Volunteer of the Year: Kim Hollingsworth
When Kim Hollingsworth retired from a long career as a teacher and assistant principal in 2019, she recalls feeling not overjoyed, but terrified. “The world is your oyster, and that’s totally overwhelming,” says Kim. So she set out to find a way to fill her days with something that she was passionate about and enjoyed.
Three years later, Kim has become an indispensable Freedom Service Dogs volunteer who has happily taken on virtually every type of work at FSD, from fostering dogs, cleaning kennels, and washing dishes to watching over newborns in the nursery, providing enrichment to adult dogs, and walking mama dogs who have recently given birth.
For her eagerness to learn, her willingness to do any task, her love of dogs and compassion for our clients, and her boundless energy and enthusiasm, we are happy to announce that Kim was chosen to receive our 2022 Werner Kaplan Volunteer of the Year Award.
Prior to her retirement in 2019, Kim started looking for organizations that helped children or dogs. She came across Freedom Service Dogs and decided to sign up for an orientation class. “It seemed to be a good match for me,” she says, “because as a former special ed teacher, I’m passionate about people with special needs, and I have family ties with the military. But at the time, I had no idea how great it was going to be!”
Kim started out working with adult dogs in FSD’s kennels and doing weekend fostering, but when the pandemic shut down the training facility in 2020, she fostered a dog named Twiggy for seven weeks. When Twiggy was released from the training program that summer to become a female breeder for FSD, Kim and her husband were delighted to become Twiggy’s guardian home (they officially adopted Twiggy this fall after she retired from her mama dog duties).

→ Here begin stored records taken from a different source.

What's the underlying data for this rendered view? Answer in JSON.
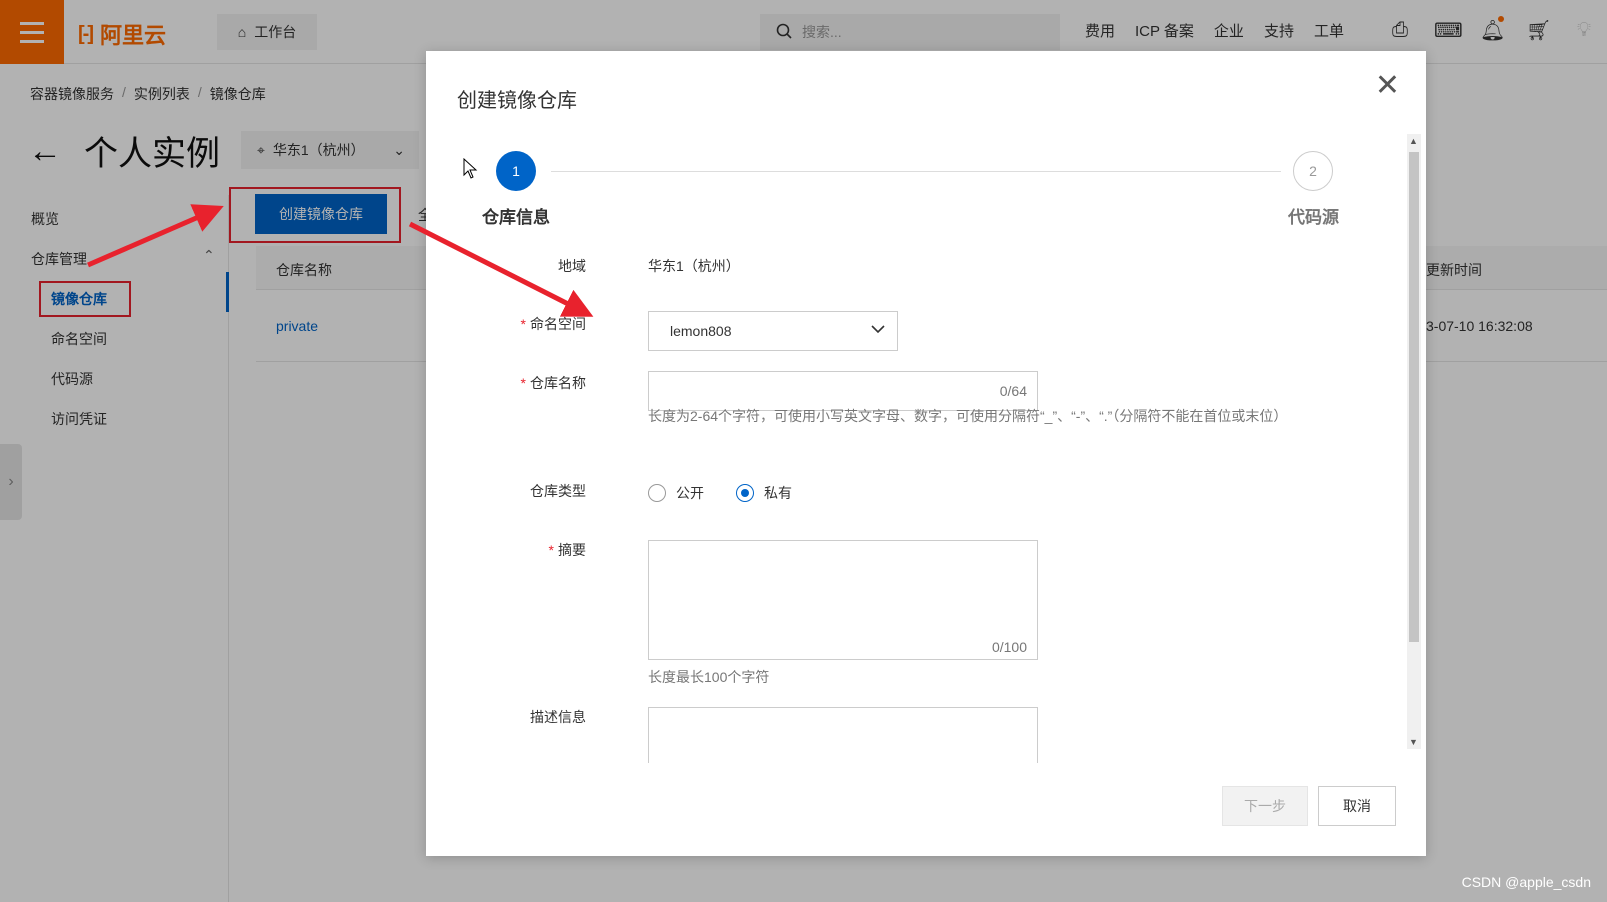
{
  "topbar": {
    "logo_text": "阿里云",
    "logo_mark": "[-]",
    "workbench_label": "工作台",
    "search_placeholder": "搜索...",
    "nav_items": [
      "费用",
      "ICP 备案",
      "企业",
      "支持",
      "工单"
    ]
  },
  "breadcrumb": [
    "容器镜像服务",
    "实例列表",
    "镜像仓库"
  ],
  "page": {
    "title": "个人实例",
    "region": "华东1（杭州）"
  },
  "sidebar": {
    "overview": "概览",
    "repo_mgmt": "仓库管理",
    "items": [
      "镜像仓库",
      "命名空间",
      "代码源",
      "访问凭证"
    ]
  },
  "toolbar": {
    "create_label": "创建镜像仓库",
    "partial_label": "全"
  },
  "table": {
    "col_name": "仓库名称",
    "col_updated": "更新时间",
    "rows": [
      {
        "name": "private",
        "updated": "3-07-10 16:32:08"
      }
    ]
  },
  "modal": {
    "title": "创建镜像仓库",
    "steps": [
      {
        "num": "1",
        "label": "仓库信息"
      },
      {
        "num": "2",
        "label": "代码源"
      }
    ],
    "region_label": "地域",
    "region_value": "华东1（杭州）",
    "namespace_label": "命名空间",
    "namespace_value": "lemon808",
    "repo_name_label": "仓库名称",
    "repo_name_counter": "0/64",
    "repo_name_hint": "长度为2-64个字符，可使用小写英文字母、数字，可使用分隔符“_”、“-”、“.”（分隔符不能在首位或末位）",
    "repo_type_label": "仓库类型",
    "repo_type_public": "公开",
    "repo_type_private": "私有",
    "repo_type_selected": "私有",
    "summary_label": "摘要",
    "summary_counter": "0/100",
    "summary_hint": "长度最长100个字符",
    "desc_label": "描述信息",
    "next_label": "下一步",
    "cancel_label": "取消"
  },
  "watermark": "CSDN @apple_csdn",
  "colors": {
    "brand": "#ff6a00",
    "primary": "#0064c8",
    "annotation": "#e8222d"
  }
}
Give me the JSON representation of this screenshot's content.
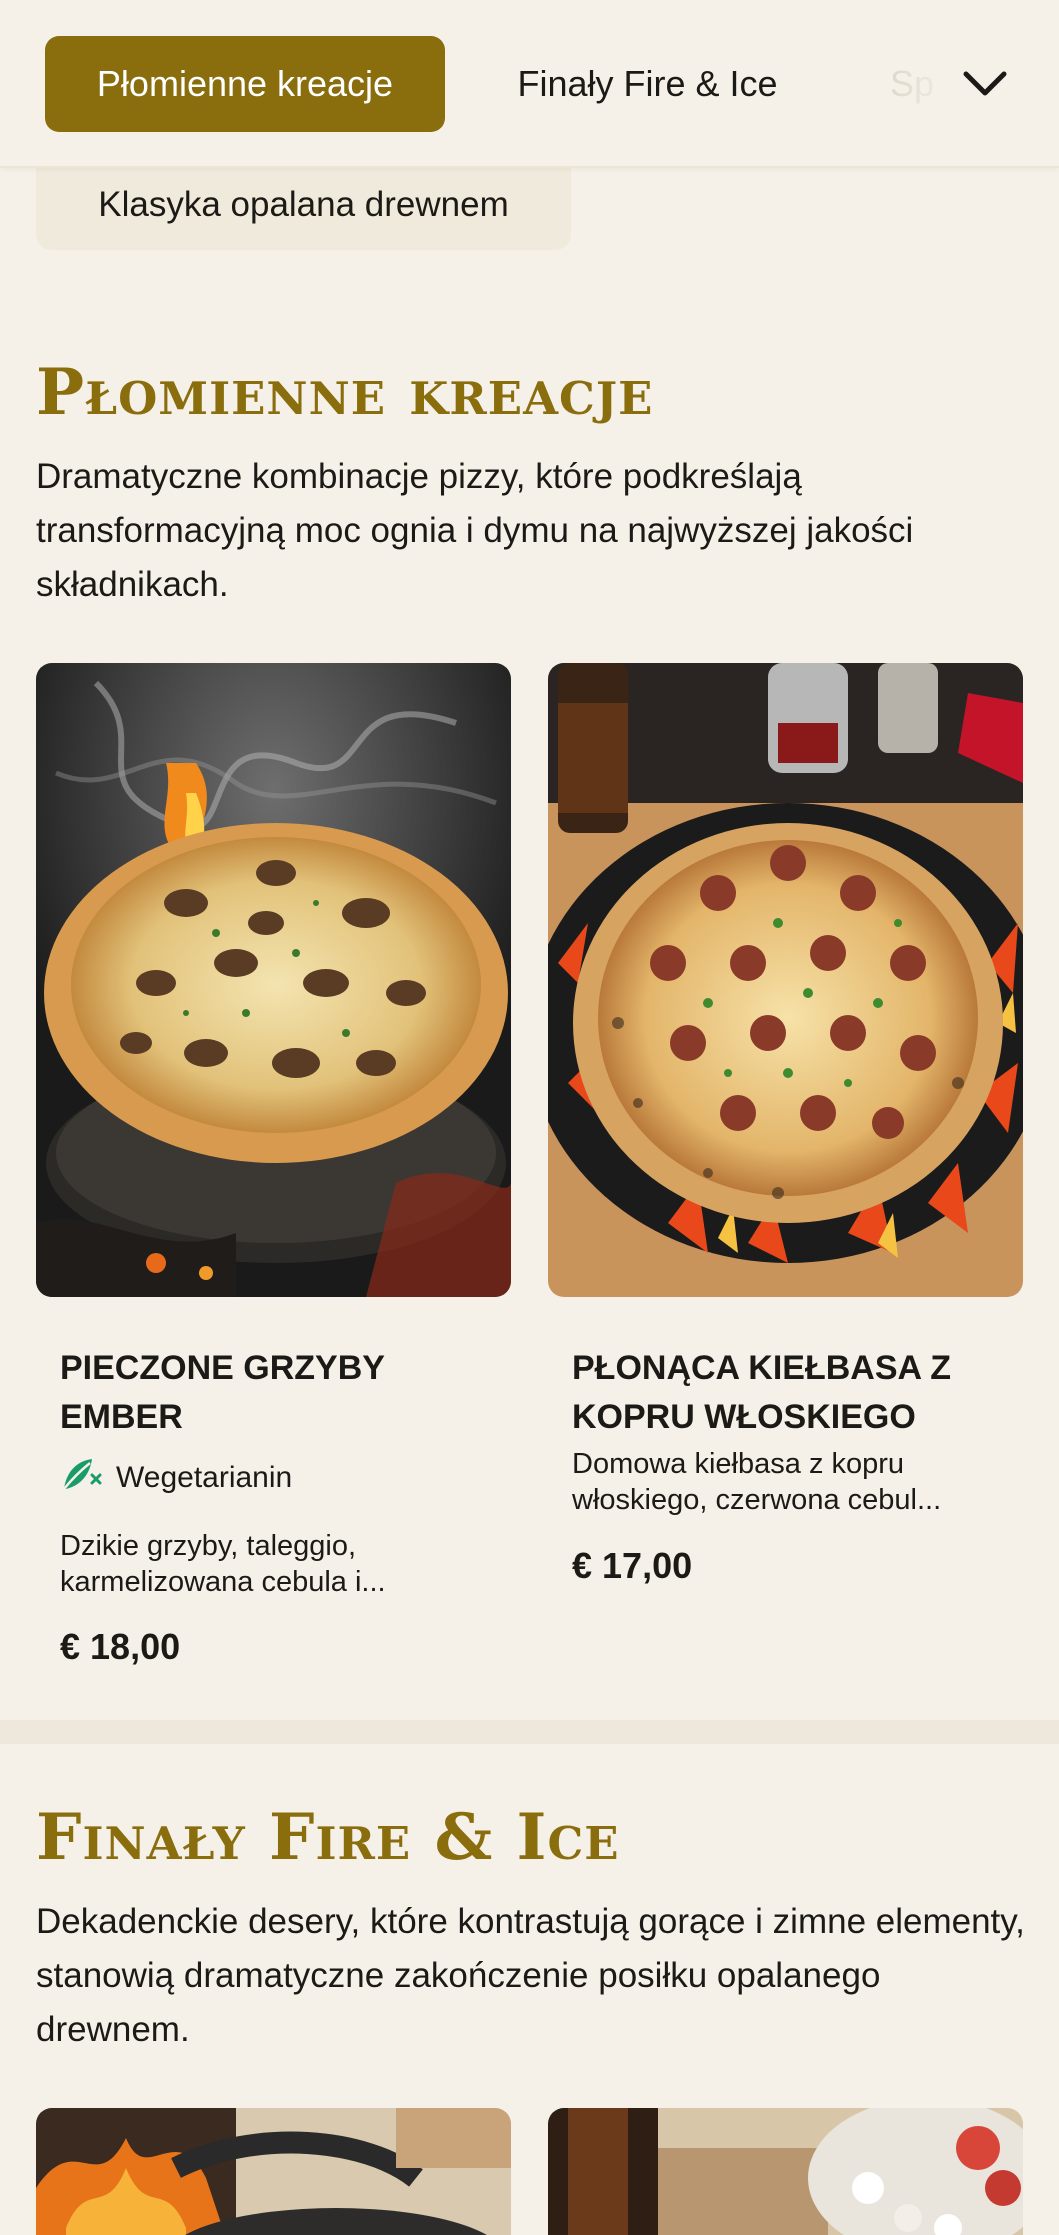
{
  "nav": {
    "active": "Płomienne kreacje",
    "tab2": "Finały Fire & Ice",
    "tab3_partial": "Sp",
    "more_icon": "chevron-down-icon",
    "below_chip": "Klasyka opalana drewnem"
  },
  "sections": [
    {
      "title": "Płomienne kreacje",
      "description": "Dramatyczne kombinacje pizzy, które podkreślają transformacyjną moc ognia i dymu na najwyższej jakości składnikach.",
      "items": [
        {
          "name": "PIECZONE GRZYBY EMBER",
          "badge": "Wegetarianin",
          "badge_icon": "vegetarian-leaf-icon",
          "description": "Dzikie grzyby, taleggio, karmelizowana cebula i...",
          "price": "€ 18,00"
        },
        {
          "name": "PŁONĄCA KIEŁBASA Z KOPRU WŁOSKIEGO",
          "description": "Domowa kiełbasa z kopru włoskiego, czerwona cebul...",
          "price": "€ 17,00"
        }
      ]
    },
    {
      "title": "Finały Fire & Ice",
      "description": "Dekadenckie desery, które kontrastują gorące i zimne elementy, stanowią dramatyczne zakończenie posiłku opalanego drewnem."
    }
  ],
  "colors": {
    "accent": "#8a6d0c",
    "background": "#f5f1e8",
    "badge_green": "#1a9b6a"
  }
}
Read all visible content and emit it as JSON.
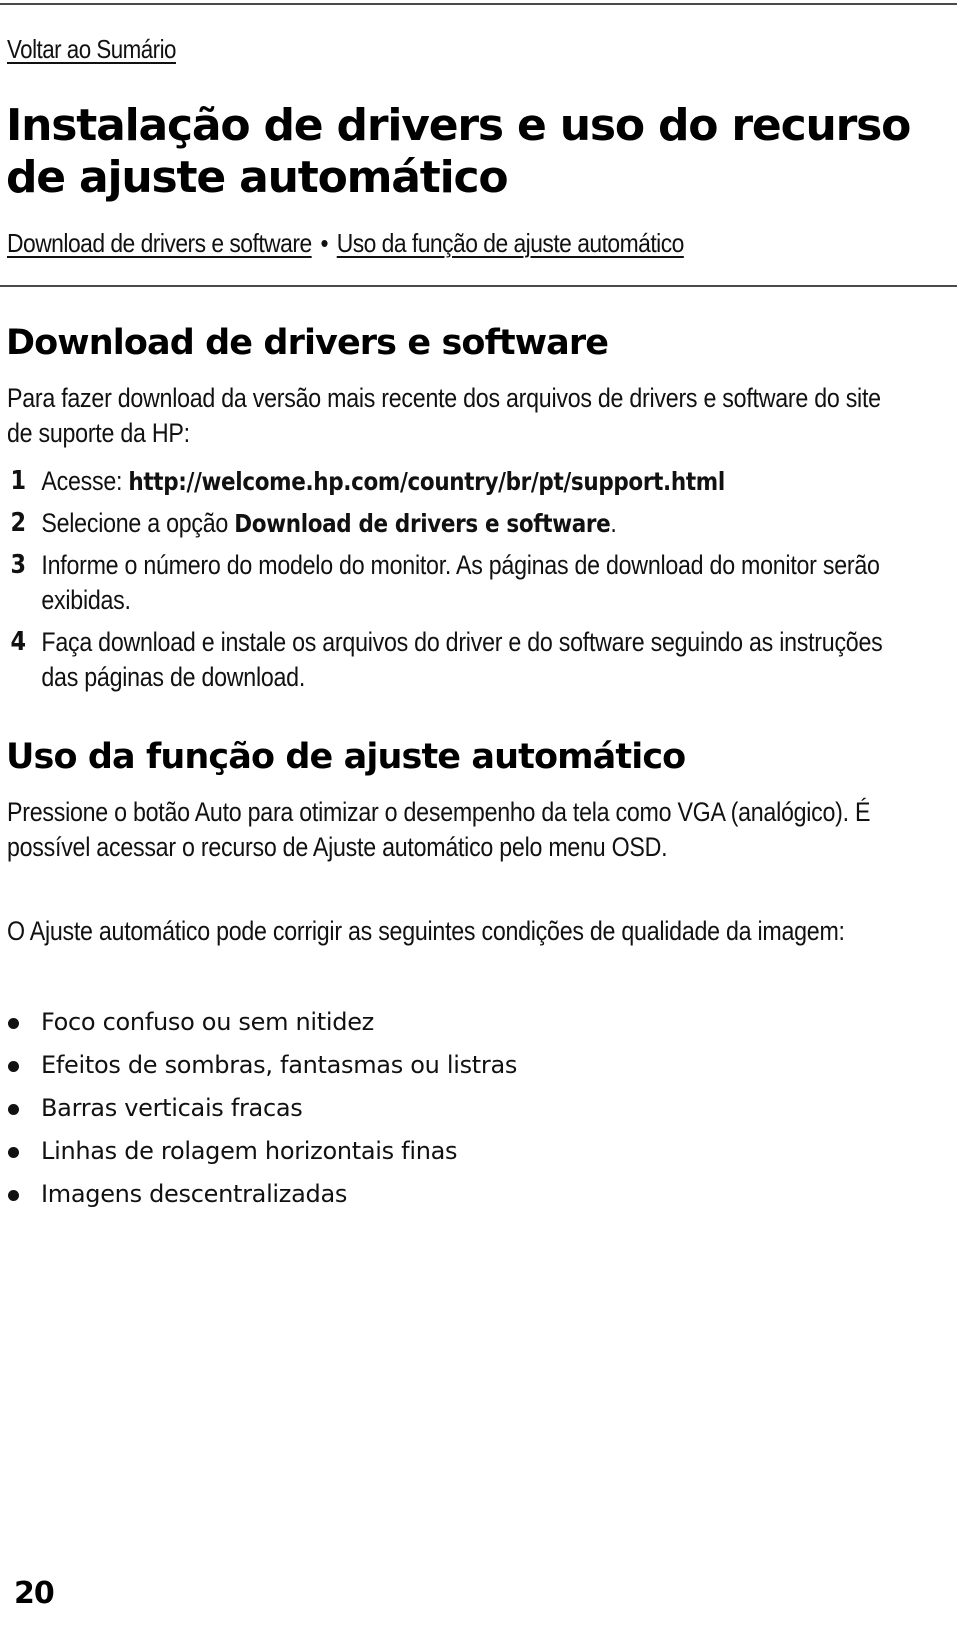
{
  "nav": {
    "back_link": "Voltar ao Sumário"
  },
  "page": {
    "title": "Instalação de drivers e uso do recurso de ajuste automático",
    "toc": [
      {
        "label": "Download de drivers e software"
      },
      {
        "label": "Uso da função de ajuste automático"
      }
    ],
    "toc_separator": "•",
    "page_number": "20"
  },
  "section_download": {
    "heading": "Download de drivers e software",
    "intro": "Para fazer download da versão mais recente dos arquivos de drivers e software do site de suporte da HP:",
    "steps": [
      {
        "num": "1",
        "text": "Acesse: ",
        "bold": "http://welcome.hp.com/country/br/pt/support.html",
        "after": ""
      },
      {
        "num": "2",
        "text": "Selecione a opção ",
        "bold": "Download de drivers e software",
        "after": "."
      },
      {
        "num": "3",
        "text": "Informe o número do modelo do monitor. As páginas de download do monitor serão exibidas.",
        "bold": "",
        "after": ""
      },
      {
        "num": "4",
        "text": "Faça download e instale os arquivos do driver e do software seguindo as instruções das páginas de download.",
        "bold": "",
        "after": ""
      }
    ]
  },
  "section_auto": {
    "heading": "Uso da função de ajuste automático",
    "para1": "Pressione o botão Auto para otimizar o desempenho da tela como VGA (analógico). É possível acessar o recurso de Ajuste automático pelo menu OSD.",
    "para2": "O Ajuste automático pode corrigir as seguintes condições de qualidade da imagem:",
    "bullets": [
      "Foco confuso ou sem nitidez",
      "Efeitos de sombras, fantasmas ou listras",
      "Barras verticais fracas",
      "Linhas de rolagem horizontais finas",
      "Imagens descentralizadas"
    ]
  }
}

When Twiggy had her first litter of puppies, Kim was introduced to the FSD nursery, a place that has since become her home away from home. She spends about 40 hours a month volunteering in the nursery, including many nights on the 7 p.m. to 1 a.m. shift after a new litter is born and the pups are at their most vulnerable. “Nursery work is really fun,” says Kim. “There’s so much to do, with keeping your eyes on the monitor to make sure none of the pups are in distress, plus occasionally going in to move a puppy, giving medications, and taking the moms out to potty.”
Earlier this year, Kim helped launch FSD’s nursery shadow program and has mentored nearly a dozen new nursery volunteers in the past six months. “I help them feel comfortable during their first shift,” says Kim. “We do a lot of tasks together so they don’t feel so overwhelmed by all the safety and sanitation protocols in the nursery. It’s very confidence building for the new volunteers, and we’ve had a lot of positive feedback.”
Kim also spends two hours each week with the adult dogs who have just returned to FSD after 10 to 12 months with their puppy raisers. “I do enrichment work to keep them from getting bored in the kennels, including self-control games using puzzle toys with treats, reading to them, and working with them to stay calmly on their mats while distracting things go on around them. I also love giving the dogs a bath!”
When asked which volunteer job she enjoys most, Kim has a hard time choosing. “I love so many different aspects of it,” she says. “I like doing a little of everything so I get the bigger picture of where they begin, literally on day one of their lives, to the day they graduate with their partner. I love working with puppies, I mean, who doesn’t? They’re messy and stinky, but it’s really fun to watch how they progress every week. I’m in awe of how much they can learn to do so early in their lives. But I’d have to say the thing I like best is walking the mama dogs, because after they give birth, they’re at FSD for seven or eight weeks, and that’s a long stretch when they’re pretty isolated. So I love spending time with them, because it all starts with the mamas!”
“I never realized what a great spot FSD was going to be for me. When you’re giving your time to an organization for free, you better believe in their mission and get a lot of satisfaction. If you love dogs—and I mean everything about dogs—and enjoy working with kind, dedicated people who are more appreciative than I ever thought they would be, then this is a great place to be. I’ve found my dream place.”
In keeping with her generous spirit, Kim offered to volunteer on Thanksgiving, Christmas, and New Year’s so that FSD staff members could have a day off. “My kids are grown and it’s just my husband and me now, so I want to give someone else a chance to spend the day with their family and just take it easy,” she says.
Of course, Kim is well aware that everything she and her fellow volunteers do for the puppies and dogs has the same goal: to produce future service dogs that will transform the lives of veterans, children, and other people with disabilities. “Meeting some of FSD’s clients has been one more affirmation for me of why I do what I do. They’re amazing, very strong people, and a lot have sacrificed so much. It blows me away that these dogs can do so much for them.”
Looking back on the past three years, Kim says, “I never realized what a great spot FSD was going to be for me. When you’re giving your time to an organization for free, you better believe in their mission and get a lot of satisfaction. If you love dogs—and I mean everything about dogs—and enjoy working with kind, dedicated people who are more appreciative than I ever thought they would be, then this is a great place to be. I’ve found my dream place.”
Learn about all our volunteer opportunities at Freedom Service Dogs here.